MATERIAL PROVIDED ->
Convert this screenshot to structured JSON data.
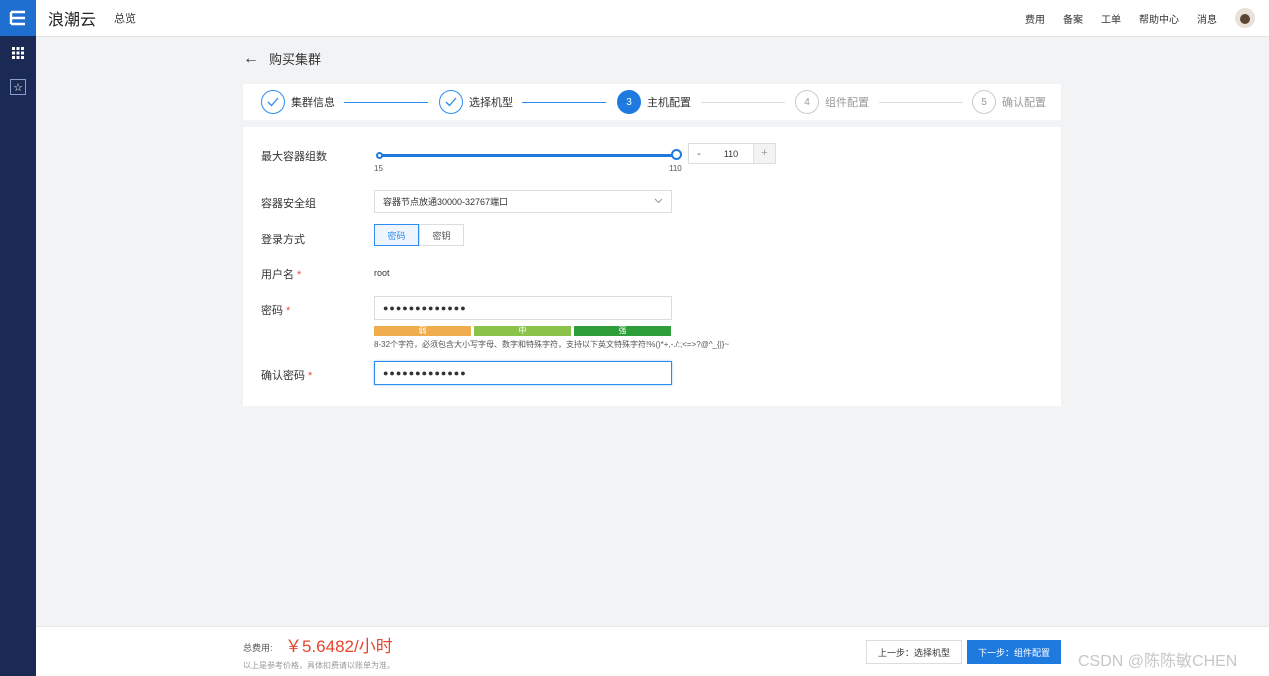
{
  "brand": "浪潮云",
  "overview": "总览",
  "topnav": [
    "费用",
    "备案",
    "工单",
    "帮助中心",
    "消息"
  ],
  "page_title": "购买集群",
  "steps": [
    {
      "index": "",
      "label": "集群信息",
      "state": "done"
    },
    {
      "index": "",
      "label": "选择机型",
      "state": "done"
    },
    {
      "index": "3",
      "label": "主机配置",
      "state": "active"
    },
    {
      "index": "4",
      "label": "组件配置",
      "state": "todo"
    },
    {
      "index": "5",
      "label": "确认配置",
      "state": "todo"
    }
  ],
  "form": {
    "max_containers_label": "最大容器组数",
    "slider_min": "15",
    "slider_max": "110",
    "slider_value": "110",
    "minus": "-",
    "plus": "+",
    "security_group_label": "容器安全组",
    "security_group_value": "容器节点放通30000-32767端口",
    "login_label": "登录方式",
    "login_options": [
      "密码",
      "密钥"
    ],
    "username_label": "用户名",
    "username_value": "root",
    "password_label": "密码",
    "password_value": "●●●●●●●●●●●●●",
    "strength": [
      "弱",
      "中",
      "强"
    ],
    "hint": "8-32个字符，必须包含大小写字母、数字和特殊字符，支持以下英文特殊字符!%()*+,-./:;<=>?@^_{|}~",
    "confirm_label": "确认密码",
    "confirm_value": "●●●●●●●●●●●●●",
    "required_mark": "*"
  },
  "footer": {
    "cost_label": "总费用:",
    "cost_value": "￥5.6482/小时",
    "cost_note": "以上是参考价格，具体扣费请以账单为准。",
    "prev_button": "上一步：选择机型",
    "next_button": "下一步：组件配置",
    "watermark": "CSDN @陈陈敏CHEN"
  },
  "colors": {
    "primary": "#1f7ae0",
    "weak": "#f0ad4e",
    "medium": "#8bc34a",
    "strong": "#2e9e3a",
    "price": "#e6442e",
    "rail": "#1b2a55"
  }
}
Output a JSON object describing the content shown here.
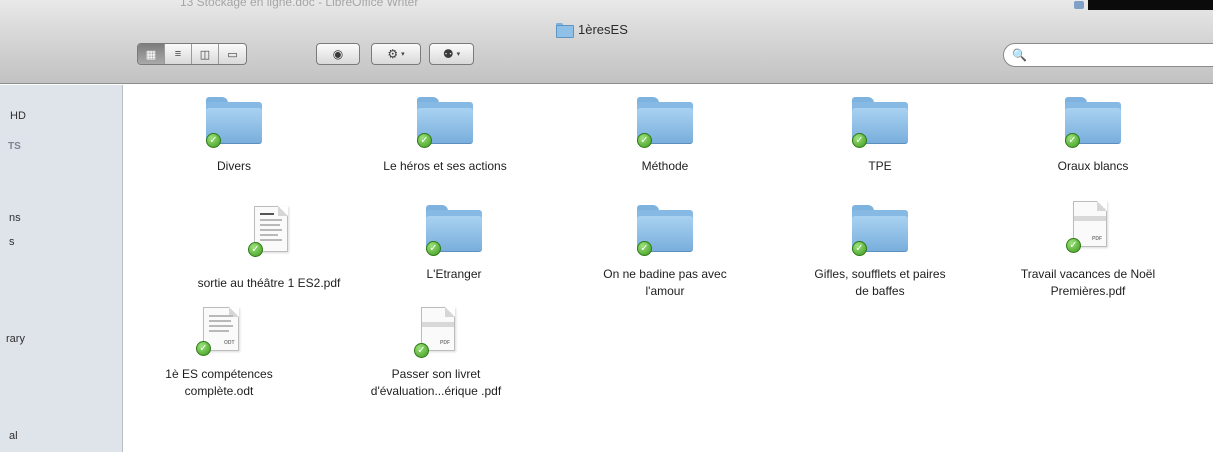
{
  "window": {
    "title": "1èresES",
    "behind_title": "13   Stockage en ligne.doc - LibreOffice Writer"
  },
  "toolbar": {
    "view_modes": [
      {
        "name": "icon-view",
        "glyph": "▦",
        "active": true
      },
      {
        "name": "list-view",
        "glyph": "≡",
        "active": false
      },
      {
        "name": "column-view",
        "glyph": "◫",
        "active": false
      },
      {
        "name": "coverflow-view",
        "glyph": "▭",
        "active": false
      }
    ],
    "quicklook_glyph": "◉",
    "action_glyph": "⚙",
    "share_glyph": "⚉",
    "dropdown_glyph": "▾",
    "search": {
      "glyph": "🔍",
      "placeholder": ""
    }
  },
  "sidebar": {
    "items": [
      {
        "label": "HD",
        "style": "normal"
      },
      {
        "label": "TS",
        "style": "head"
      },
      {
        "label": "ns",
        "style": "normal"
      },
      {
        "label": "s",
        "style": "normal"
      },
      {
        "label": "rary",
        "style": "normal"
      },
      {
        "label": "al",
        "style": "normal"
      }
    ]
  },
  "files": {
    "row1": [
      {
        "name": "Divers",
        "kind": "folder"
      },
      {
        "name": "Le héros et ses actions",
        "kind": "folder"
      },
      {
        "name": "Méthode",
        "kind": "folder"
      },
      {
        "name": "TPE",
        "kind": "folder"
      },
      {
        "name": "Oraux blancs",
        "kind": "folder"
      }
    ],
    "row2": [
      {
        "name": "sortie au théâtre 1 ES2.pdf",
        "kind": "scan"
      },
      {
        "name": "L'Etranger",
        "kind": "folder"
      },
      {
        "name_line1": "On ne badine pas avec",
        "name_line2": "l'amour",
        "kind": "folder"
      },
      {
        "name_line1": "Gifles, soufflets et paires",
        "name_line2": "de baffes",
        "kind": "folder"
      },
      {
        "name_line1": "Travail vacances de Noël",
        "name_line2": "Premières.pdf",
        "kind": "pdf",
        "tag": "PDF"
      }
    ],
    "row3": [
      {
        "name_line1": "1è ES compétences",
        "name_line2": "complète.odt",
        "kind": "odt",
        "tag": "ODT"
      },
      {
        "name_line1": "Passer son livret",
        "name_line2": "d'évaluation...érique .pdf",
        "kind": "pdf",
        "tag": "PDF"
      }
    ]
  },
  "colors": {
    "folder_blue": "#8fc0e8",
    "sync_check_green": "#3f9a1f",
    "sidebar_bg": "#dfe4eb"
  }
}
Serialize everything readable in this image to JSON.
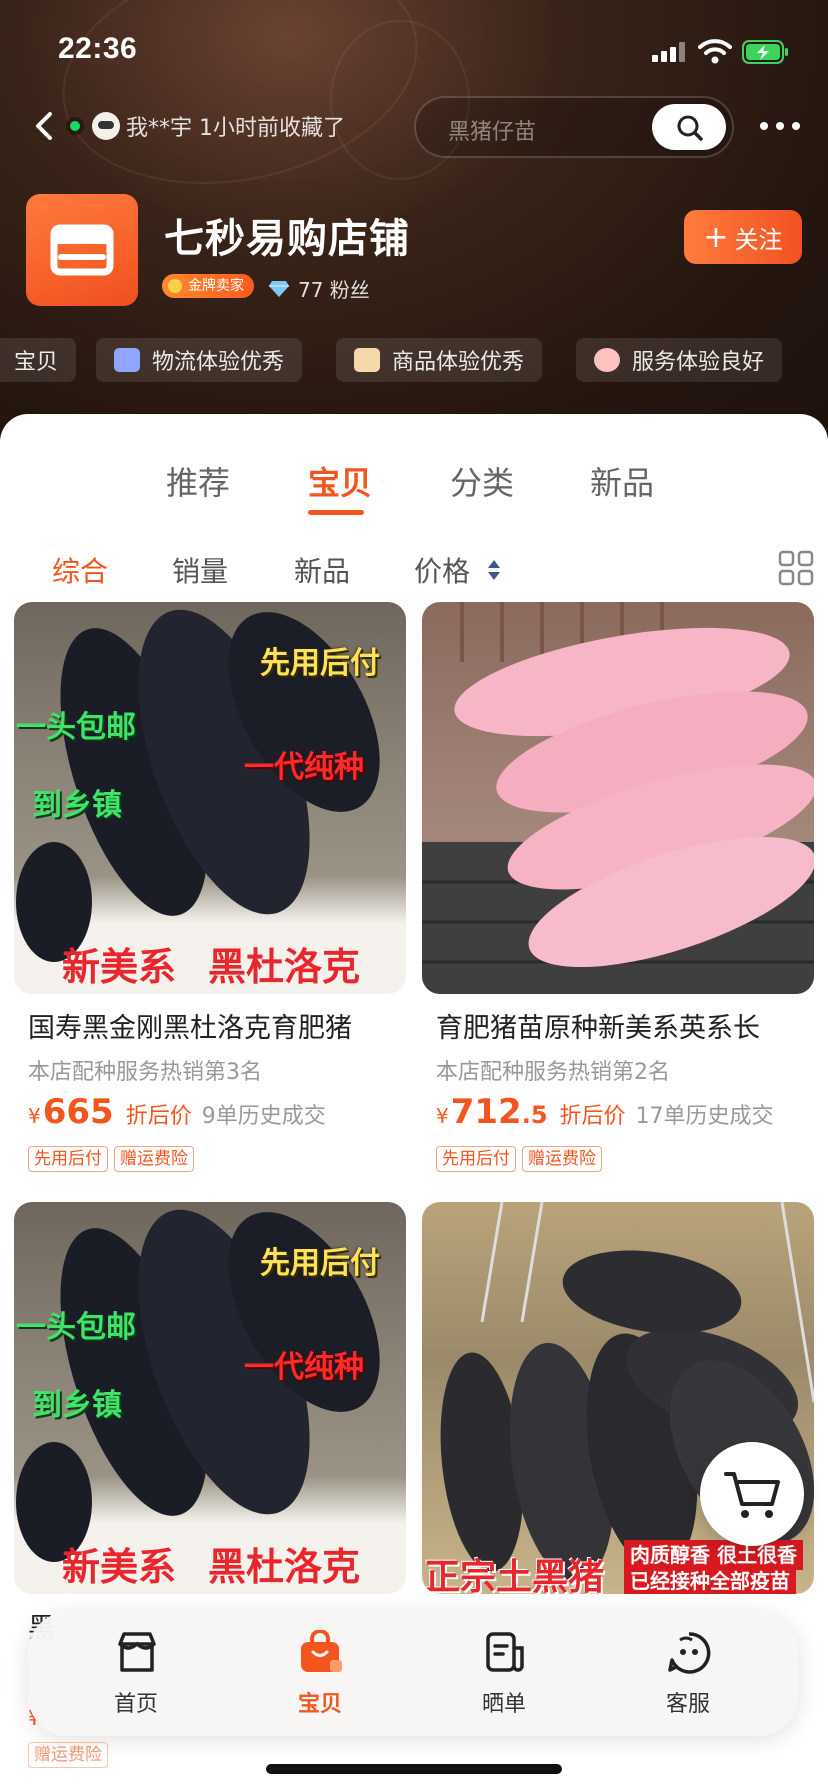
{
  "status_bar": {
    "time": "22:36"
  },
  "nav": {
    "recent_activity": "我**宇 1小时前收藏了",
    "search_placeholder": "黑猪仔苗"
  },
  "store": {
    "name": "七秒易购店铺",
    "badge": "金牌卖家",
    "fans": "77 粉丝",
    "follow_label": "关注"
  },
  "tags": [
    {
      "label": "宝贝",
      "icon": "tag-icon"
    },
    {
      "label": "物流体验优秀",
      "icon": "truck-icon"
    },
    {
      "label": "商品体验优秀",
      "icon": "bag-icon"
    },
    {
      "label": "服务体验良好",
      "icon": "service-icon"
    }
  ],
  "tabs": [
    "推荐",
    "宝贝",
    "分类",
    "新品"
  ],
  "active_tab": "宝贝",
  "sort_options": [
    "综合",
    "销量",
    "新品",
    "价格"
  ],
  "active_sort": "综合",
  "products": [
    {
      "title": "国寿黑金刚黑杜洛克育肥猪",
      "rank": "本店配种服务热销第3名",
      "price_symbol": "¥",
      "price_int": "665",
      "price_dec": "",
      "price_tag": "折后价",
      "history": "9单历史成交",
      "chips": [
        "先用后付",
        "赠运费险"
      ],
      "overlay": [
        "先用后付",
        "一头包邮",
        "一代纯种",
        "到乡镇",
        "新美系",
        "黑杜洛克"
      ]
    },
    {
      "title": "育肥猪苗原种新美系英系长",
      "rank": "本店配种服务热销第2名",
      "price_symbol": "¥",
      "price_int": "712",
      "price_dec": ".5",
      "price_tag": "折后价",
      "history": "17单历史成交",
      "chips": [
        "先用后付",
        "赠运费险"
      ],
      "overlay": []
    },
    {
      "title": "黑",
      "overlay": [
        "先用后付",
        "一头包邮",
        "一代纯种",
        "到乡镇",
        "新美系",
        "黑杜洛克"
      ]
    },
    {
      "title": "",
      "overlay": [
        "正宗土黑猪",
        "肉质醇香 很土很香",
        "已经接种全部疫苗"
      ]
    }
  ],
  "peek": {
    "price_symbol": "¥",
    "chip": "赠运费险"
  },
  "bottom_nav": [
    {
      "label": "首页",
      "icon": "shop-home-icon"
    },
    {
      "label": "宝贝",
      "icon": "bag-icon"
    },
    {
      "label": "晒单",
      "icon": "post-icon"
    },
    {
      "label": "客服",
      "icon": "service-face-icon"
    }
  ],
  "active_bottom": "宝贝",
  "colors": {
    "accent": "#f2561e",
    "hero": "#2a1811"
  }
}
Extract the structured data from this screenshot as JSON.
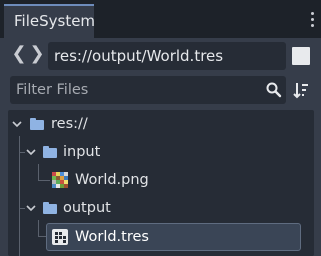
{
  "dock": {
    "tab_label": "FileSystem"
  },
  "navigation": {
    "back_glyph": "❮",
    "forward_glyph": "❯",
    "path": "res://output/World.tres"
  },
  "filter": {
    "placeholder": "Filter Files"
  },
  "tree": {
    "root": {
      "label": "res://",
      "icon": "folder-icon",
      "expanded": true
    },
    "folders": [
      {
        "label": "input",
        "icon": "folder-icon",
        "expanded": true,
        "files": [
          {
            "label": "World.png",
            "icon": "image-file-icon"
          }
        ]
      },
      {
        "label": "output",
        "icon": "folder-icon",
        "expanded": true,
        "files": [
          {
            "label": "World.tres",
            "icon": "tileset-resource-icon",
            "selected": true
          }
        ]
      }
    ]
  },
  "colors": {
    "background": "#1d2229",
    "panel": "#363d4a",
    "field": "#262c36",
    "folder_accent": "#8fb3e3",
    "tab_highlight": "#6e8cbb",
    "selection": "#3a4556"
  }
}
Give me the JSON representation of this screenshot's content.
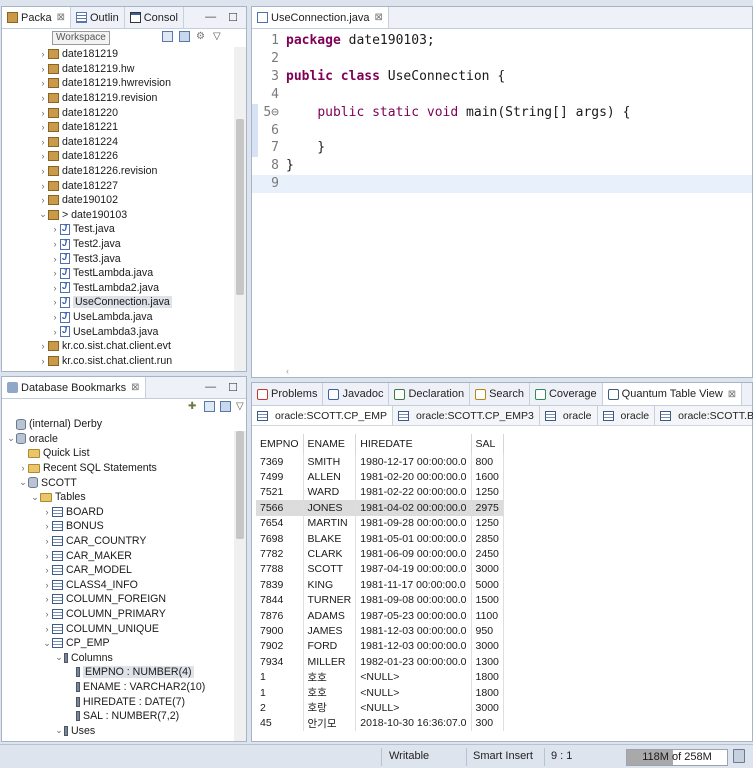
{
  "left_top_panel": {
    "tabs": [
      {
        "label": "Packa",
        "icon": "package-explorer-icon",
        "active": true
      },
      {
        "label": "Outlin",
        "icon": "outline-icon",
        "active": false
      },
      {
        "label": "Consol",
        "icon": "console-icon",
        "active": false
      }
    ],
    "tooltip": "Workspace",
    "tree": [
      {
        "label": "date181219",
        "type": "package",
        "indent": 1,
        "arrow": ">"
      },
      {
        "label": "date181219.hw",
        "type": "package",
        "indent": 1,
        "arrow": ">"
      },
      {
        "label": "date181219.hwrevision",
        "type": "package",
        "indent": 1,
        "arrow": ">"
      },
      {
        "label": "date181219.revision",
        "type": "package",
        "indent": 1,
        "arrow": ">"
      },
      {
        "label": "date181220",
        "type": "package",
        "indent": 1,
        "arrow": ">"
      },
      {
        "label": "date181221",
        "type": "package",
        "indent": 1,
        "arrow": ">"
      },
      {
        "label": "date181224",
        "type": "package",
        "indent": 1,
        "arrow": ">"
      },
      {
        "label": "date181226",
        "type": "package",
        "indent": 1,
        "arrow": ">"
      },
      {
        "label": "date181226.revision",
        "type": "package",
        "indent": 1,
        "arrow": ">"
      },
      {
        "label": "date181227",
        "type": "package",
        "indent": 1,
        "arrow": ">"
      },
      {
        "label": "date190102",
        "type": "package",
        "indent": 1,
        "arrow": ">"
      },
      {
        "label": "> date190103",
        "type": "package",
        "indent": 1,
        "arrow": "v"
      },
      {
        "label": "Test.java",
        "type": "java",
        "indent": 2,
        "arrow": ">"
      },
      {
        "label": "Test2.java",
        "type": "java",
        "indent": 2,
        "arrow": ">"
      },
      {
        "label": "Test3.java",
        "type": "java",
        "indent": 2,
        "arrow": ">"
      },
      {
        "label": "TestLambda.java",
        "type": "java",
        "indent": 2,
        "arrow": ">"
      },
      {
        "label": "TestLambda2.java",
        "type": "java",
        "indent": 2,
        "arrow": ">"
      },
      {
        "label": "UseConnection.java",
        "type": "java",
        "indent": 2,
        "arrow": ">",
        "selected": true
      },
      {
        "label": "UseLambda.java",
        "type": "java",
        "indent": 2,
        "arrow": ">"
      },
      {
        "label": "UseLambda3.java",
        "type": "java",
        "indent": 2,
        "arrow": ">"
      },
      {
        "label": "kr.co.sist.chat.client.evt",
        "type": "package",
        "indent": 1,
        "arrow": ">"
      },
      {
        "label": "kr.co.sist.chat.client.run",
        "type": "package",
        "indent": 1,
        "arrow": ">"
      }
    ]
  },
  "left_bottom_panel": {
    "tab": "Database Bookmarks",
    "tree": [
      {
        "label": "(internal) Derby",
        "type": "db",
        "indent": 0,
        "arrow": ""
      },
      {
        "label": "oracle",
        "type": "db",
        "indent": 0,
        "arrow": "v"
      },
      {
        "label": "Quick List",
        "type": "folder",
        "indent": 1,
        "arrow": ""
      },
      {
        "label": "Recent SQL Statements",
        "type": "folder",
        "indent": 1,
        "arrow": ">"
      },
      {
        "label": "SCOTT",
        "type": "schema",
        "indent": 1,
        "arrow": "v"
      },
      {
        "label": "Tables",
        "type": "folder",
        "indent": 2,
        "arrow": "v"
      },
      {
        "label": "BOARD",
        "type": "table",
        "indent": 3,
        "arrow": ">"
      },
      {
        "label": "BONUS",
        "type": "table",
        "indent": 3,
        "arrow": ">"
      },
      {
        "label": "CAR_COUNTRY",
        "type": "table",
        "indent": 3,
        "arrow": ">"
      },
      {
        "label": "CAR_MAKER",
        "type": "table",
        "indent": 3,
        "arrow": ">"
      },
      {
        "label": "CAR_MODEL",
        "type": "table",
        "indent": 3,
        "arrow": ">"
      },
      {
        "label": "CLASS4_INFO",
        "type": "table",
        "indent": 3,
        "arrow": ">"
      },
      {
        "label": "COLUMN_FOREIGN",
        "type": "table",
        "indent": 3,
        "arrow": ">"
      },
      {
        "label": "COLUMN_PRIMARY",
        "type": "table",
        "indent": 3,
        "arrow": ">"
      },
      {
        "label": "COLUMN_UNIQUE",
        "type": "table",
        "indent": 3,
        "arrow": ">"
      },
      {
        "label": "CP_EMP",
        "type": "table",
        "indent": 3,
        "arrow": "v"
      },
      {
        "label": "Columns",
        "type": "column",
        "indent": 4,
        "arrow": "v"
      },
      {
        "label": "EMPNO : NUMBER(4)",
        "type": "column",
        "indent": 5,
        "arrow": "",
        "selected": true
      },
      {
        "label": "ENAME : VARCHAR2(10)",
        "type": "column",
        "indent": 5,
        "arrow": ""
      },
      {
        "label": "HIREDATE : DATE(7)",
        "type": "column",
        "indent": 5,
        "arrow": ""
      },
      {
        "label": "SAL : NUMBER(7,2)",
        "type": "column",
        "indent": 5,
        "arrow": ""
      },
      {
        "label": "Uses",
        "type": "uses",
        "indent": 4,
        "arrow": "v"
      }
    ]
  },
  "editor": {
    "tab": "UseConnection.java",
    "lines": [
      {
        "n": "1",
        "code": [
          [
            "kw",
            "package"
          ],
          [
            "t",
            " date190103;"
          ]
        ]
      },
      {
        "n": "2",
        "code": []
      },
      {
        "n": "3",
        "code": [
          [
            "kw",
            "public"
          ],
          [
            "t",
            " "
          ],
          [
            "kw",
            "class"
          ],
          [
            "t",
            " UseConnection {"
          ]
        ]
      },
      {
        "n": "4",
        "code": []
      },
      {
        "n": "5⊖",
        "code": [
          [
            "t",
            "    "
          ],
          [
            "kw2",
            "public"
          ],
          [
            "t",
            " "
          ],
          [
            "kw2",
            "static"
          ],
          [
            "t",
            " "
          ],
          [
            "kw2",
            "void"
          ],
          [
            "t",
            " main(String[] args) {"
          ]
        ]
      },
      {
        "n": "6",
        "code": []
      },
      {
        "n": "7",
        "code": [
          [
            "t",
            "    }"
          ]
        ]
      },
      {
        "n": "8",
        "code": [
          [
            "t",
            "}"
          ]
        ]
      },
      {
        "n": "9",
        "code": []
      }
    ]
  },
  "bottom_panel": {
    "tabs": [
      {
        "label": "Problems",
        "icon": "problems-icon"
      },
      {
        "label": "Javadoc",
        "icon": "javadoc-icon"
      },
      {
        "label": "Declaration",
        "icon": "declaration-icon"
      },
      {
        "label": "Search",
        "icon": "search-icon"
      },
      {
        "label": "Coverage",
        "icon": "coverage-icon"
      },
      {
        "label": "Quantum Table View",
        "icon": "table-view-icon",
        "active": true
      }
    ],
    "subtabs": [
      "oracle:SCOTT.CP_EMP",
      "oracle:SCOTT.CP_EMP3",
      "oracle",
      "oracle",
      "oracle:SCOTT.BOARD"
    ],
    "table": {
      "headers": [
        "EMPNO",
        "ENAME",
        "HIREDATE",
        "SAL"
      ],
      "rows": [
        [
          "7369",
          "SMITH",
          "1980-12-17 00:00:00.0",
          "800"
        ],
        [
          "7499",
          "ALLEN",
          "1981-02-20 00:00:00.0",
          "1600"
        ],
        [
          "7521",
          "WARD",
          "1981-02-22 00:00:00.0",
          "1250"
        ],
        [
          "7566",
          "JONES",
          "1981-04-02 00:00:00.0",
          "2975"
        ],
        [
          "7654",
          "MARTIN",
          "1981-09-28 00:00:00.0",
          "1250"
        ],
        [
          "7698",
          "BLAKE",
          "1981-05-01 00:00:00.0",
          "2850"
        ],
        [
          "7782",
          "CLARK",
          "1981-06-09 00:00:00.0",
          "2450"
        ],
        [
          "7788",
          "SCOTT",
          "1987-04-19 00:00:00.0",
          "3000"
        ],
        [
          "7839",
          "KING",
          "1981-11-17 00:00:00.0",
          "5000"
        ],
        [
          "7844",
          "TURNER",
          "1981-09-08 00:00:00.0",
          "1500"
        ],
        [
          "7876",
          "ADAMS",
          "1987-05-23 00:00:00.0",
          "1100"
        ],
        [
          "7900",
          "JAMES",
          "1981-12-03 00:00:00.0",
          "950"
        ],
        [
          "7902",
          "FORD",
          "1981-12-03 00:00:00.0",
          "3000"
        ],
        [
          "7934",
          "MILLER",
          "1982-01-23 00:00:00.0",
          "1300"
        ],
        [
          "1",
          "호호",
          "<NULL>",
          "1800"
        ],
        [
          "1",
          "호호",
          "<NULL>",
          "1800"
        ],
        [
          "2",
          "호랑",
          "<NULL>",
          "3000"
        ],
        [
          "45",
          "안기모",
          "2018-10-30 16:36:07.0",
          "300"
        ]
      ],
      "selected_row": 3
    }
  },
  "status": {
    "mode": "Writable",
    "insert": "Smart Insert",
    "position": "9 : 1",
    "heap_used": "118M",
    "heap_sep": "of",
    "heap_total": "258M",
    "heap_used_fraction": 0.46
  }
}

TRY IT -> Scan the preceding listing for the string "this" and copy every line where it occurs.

SOLVED PROBLEM ->
Convert this screenshot to structured JSON data.
Serialize everything readable in this image to JSON.
Extract the structured data from this screenshot as JSON.
Give me the JSON representation of this screenshot's content.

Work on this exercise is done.